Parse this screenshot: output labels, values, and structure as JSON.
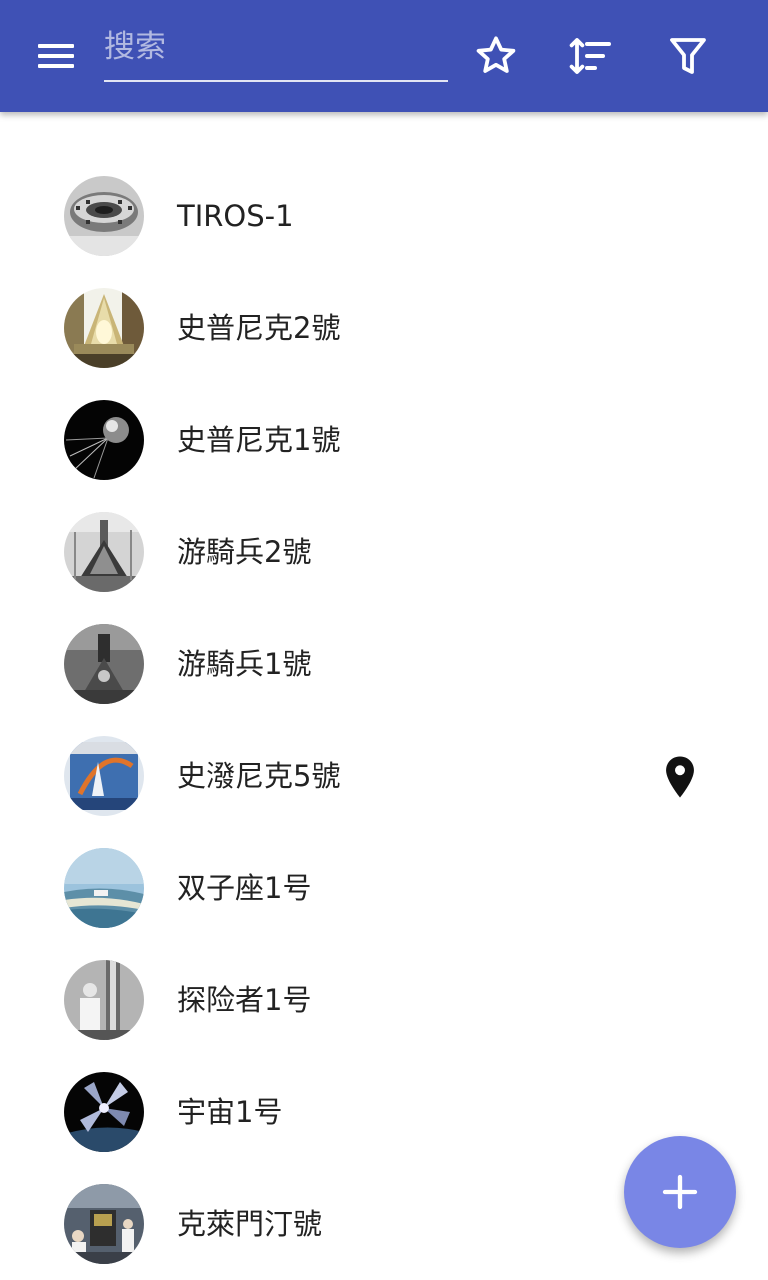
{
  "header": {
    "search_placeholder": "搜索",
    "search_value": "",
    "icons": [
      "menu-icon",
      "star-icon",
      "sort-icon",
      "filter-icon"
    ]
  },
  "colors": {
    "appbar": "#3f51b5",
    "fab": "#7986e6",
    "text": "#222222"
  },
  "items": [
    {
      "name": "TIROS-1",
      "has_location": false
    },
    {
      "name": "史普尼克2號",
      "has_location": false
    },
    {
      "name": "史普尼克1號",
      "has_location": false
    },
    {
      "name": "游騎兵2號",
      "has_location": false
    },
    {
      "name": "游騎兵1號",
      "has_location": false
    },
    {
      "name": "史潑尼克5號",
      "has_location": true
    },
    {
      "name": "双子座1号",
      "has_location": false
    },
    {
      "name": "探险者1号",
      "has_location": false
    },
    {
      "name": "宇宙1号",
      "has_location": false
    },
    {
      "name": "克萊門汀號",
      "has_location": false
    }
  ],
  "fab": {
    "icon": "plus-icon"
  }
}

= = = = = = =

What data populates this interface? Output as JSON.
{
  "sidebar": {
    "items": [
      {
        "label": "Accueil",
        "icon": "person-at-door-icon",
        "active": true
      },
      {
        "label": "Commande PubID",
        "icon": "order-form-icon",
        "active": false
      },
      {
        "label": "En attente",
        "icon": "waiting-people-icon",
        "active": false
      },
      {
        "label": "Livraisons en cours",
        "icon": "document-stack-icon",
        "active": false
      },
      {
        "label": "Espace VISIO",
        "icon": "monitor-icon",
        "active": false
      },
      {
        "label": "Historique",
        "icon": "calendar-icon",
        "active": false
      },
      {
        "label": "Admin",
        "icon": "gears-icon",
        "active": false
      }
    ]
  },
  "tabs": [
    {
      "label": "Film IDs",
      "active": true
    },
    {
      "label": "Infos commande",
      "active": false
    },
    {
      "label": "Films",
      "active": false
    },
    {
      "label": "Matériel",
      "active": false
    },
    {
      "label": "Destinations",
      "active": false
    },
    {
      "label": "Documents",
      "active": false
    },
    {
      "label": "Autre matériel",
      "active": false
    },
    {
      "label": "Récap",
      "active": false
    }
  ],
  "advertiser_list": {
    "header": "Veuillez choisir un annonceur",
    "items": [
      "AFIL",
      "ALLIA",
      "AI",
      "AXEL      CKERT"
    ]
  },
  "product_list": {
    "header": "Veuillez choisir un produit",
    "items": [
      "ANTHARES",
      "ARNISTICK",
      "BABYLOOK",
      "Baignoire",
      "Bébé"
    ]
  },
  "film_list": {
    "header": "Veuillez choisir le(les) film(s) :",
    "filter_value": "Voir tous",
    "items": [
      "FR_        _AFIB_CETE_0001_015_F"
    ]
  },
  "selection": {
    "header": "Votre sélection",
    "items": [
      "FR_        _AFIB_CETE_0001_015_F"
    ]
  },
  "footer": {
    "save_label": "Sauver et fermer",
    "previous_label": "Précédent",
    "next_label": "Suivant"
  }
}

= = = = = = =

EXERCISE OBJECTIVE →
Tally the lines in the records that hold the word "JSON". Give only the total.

OUTPUT FOR THIS TASK →
2